IL-33 Signaling Protects from Murine Oxazolone Colitis by Supporting Intestinal Epithelial Function.


PMID 26313694

Abstract

IL-33, a member of the IL-1 cytokine family that signals through ST2, is upregulated in ulcerative colitis (UC); however, the role of IL-33 in colitis remains unclear. IL-33 augments type 2 immune responses, which have been implicated in UC pathogenesis. We sought to determine the role of IL-33 signaling in oxazolone (OXA) colitis, a type 2 cytokine-mediated murine model of UC. Colon mucosal IL-33 expression was compared between pediatric and adult UC and non-IBD patients using immunohistochemistry and real-time PCR. OXA colitis was induced in WT, IL-33, and ST2 mice, and histopathology, cytokine levels, and goblet cells were assessed. Transepithelial resistance was measured across IL-33-treated T84 cell monolayers. Colon mucosal IL-33 was increased in pediatric patients with active UC and in OXA colitis.
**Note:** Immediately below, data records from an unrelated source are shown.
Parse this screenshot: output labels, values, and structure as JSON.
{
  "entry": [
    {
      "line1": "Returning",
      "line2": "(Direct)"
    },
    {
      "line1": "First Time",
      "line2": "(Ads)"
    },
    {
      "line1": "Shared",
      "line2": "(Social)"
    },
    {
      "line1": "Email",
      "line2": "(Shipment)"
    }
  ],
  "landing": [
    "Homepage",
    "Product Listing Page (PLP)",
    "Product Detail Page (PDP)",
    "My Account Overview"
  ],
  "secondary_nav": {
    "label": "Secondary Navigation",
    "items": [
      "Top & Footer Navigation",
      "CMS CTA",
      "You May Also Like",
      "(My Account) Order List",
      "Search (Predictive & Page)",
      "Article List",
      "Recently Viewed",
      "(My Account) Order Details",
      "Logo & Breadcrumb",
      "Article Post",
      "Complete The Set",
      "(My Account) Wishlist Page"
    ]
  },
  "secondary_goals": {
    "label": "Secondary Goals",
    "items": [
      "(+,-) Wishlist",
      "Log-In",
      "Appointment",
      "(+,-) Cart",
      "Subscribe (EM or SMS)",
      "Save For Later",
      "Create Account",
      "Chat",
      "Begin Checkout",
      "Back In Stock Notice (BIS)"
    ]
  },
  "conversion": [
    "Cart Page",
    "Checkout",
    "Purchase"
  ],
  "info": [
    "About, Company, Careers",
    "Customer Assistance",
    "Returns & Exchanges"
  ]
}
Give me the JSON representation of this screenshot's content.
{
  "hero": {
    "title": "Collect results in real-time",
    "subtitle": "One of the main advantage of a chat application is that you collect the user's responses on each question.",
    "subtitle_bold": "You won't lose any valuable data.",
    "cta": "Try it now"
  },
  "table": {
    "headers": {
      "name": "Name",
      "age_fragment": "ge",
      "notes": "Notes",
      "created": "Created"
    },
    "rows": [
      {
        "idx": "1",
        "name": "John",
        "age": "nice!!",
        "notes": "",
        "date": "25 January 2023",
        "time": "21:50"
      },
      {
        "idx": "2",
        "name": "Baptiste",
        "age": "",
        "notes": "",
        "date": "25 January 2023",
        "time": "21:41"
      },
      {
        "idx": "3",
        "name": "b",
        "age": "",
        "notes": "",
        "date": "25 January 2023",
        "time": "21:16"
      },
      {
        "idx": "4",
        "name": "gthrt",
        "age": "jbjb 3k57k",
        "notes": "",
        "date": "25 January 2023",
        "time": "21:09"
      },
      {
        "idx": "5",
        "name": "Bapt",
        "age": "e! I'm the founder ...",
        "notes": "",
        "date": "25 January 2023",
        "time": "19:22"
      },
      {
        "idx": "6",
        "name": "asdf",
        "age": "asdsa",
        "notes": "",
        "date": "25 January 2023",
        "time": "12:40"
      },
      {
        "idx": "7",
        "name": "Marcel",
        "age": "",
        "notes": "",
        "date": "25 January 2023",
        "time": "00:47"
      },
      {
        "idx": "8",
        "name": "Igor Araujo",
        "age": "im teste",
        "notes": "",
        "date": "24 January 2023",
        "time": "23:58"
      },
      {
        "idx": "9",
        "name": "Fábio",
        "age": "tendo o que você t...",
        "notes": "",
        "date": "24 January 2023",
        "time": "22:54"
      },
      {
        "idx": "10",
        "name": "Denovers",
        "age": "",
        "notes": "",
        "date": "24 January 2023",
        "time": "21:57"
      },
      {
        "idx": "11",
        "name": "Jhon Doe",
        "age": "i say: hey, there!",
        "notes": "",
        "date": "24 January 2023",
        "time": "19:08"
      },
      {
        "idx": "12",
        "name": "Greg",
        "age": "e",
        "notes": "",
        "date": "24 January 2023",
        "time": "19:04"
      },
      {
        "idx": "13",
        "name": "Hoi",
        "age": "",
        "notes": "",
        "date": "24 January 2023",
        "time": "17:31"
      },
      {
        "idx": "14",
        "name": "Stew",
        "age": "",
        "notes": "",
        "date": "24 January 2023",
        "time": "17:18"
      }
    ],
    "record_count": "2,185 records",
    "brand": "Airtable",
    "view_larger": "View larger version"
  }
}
IL-33 and ST2 OXA mice exhibited increased disease severity compared with WT OXA mice. OXA induced a mixed mucosal cytokine response, but few differences were observed between OXA WT and IL-33 or ST2 mice. Goblet cells were significantly decreased in IL-33 and ST2 OXA compared with WT OXA mice. IL-33 augmented transepithelial resistance in T84 cells, and this effect was blocked by the ERK1/2 inhibitor PD98,059. OXA colitis is exacerbated in IL-33 and ST2 mice. Increased mucosal IL-33 in human UC and murine colitis may be a homeostatic response to limit inflammation, potentially through effects on epithelial barrier function. Further investigation of IL-33 protective mechanisms would inform the development of novel therapeutic approaches.